The book, a gift from Chicago attorney Jeffery Leving, along with the university’s copies of the Second and Fourth folios, will provide a rare opportunity for students, faculty and other researchers. Widely regarded as the greatest writer in the English language and the world’s greatest dramatist, Shakespeare produced most of his known works between 1589 and 1613.
“Scholars spend a good deal of time working with facsimiles and digital versions of Shakespeare’s plays, so the chance to work directly with archival materials is invaluable,” says Nina Levine, professor of English and associate dean of Arts, Humanities and Social Sciences in the College of Arts and Sciences, who publishes widely on Shakespeare.
The three folios together also benefit UofSC students who will be able to study Shakespeare’s afterlife in print in the 75 years following his death, Levine adds.
Every copy of a Shakespeare Folio tells a piece of a larger story, and when these copies are brought together, interesting things start to take shape, says Greg Prickman, the Eric Weinmann librarian and director of collections for Folger Shakespeare Library in Washington, D.C.
“The Third Folio is an important piece of the puzzle of how Shakespeare became the iconic figure he is today, and this evolution becomes apparent when the Second, Third, and Fourth folios can be studied alongside one another and their differences compared,” Prickman says.
‘Third Folio is the rarest’
Many of Shakespeare’s plays, which were written to be performed, were not published during his lifetime. The First Folio, the first collected edition of Shakespeare’s works was published in 1623, seven years after his death, by two fellow actors who compiled 46 of his plays to preserve them for future generations. A Second Folio was published in 1632, and the Third Folio, which was published in 1663 and reissued in 1664, has been described as rare, compared with the Second and Fourth (1685). The reason for its rarity has been debated, but speculation is that many copies were destroyed in the Great Fire of London in 1666.
The second issue, is significant, Levine says, because it was published shortly after the theaters reopened following the Restoration, and it included seven so-called “new” plays. Shakespeare may have had a hand in some of these additional plays, but only Pericles is attributed to Shakespeare today.
“The Third Folio is the rarest of the folios. Having one in our collection provides a more enriching classroom and research experience for students. And it puts us in very good company. Harvard, Yale, Duke, Rutgers and Emory universities all have copies,” says Tom McNally, dean of University Libraries.
Fewer than 50 copies of the Third Folio are cataloged through the Online Computer Library Center, says Elizabeth Sudduth, associate dean for special collections and director of the Irvin Department of Rare Books and Special Collections.
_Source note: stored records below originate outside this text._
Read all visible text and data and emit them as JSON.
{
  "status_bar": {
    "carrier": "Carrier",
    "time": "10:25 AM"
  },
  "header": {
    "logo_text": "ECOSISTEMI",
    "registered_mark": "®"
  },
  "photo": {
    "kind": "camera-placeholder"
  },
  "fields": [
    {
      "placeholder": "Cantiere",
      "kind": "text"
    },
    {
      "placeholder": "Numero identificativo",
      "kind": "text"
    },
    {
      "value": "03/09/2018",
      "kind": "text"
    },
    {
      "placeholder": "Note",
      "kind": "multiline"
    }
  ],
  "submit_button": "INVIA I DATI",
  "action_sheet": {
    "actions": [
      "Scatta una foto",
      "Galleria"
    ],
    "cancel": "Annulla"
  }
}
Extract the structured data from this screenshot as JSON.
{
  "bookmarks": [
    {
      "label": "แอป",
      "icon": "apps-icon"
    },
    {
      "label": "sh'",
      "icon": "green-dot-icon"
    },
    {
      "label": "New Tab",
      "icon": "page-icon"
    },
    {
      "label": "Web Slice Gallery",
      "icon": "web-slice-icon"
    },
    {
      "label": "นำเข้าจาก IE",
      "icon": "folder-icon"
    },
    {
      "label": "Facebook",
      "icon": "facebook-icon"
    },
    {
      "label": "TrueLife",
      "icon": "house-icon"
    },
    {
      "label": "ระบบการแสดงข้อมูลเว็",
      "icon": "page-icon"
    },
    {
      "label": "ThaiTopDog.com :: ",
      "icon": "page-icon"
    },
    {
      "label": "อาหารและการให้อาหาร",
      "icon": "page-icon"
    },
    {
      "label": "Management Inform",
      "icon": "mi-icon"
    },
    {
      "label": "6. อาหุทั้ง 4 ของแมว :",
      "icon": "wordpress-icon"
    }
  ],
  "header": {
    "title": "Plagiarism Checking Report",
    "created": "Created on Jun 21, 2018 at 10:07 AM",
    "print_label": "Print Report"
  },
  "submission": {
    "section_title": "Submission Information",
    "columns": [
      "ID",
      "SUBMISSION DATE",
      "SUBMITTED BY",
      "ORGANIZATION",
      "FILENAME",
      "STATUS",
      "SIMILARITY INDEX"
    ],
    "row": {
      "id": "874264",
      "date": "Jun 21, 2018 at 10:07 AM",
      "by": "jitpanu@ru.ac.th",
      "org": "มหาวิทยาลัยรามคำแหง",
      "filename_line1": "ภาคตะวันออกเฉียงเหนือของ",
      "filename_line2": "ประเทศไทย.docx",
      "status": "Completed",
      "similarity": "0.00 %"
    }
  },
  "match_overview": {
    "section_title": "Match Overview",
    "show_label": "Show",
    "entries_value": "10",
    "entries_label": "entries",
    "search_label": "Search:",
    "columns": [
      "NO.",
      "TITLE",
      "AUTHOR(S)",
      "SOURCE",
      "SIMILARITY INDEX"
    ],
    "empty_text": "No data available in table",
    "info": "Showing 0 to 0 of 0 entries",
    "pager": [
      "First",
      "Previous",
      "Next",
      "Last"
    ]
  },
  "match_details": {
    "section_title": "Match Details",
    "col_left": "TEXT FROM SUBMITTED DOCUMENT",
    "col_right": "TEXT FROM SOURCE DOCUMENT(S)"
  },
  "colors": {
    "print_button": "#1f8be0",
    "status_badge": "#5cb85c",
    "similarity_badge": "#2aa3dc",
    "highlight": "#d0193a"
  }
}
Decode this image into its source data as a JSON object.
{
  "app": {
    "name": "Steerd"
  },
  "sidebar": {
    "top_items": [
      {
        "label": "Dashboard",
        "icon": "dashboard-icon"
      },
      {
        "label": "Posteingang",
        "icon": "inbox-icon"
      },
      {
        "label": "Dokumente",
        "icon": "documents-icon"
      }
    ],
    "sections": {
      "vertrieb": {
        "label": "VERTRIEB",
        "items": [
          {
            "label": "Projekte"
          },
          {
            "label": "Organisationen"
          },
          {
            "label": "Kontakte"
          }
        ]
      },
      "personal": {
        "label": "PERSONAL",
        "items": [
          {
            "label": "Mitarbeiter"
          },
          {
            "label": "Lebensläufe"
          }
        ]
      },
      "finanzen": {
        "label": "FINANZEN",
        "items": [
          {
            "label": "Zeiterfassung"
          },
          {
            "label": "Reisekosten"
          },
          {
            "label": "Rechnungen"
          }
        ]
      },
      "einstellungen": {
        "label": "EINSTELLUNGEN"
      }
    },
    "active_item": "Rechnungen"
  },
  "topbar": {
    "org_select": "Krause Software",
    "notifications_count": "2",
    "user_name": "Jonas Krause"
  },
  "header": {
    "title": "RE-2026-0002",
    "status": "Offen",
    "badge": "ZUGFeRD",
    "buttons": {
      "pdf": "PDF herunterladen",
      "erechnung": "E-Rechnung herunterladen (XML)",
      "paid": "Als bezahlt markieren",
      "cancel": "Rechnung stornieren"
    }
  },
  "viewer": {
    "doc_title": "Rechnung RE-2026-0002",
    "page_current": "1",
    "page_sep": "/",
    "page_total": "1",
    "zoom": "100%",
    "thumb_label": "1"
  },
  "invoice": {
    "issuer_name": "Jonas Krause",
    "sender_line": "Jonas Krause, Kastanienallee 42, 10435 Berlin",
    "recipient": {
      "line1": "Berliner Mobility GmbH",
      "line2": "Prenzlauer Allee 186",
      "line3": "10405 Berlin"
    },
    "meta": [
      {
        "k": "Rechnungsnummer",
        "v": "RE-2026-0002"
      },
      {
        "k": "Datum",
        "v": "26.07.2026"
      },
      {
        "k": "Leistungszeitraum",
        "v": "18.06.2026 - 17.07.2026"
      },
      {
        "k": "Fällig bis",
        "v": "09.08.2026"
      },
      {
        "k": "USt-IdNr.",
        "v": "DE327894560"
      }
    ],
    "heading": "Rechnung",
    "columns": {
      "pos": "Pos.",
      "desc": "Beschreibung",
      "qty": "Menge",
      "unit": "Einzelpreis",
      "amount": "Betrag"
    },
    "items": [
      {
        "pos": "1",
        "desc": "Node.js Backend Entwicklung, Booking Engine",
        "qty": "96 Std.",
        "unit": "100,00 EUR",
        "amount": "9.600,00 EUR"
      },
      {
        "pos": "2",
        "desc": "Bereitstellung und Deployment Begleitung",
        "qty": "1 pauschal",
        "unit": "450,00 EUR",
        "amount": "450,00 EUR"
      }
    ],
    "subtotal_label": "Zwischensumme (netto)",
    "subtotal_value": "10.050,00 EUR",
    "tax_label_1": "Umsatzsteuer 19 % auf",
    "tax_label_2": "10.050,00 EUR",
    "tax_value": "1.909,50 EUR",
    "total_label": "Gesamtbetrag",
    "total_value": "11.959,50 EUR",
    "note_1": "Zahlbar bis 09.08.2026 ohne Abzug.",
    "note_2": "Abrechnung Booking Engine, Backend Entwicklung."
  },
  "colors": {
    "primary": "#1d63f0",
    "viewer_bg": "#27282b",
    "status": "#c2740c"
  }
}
Not all copies — such as those in private collections — are included in this global library cooperative, but it is an indication of the quantity in existence.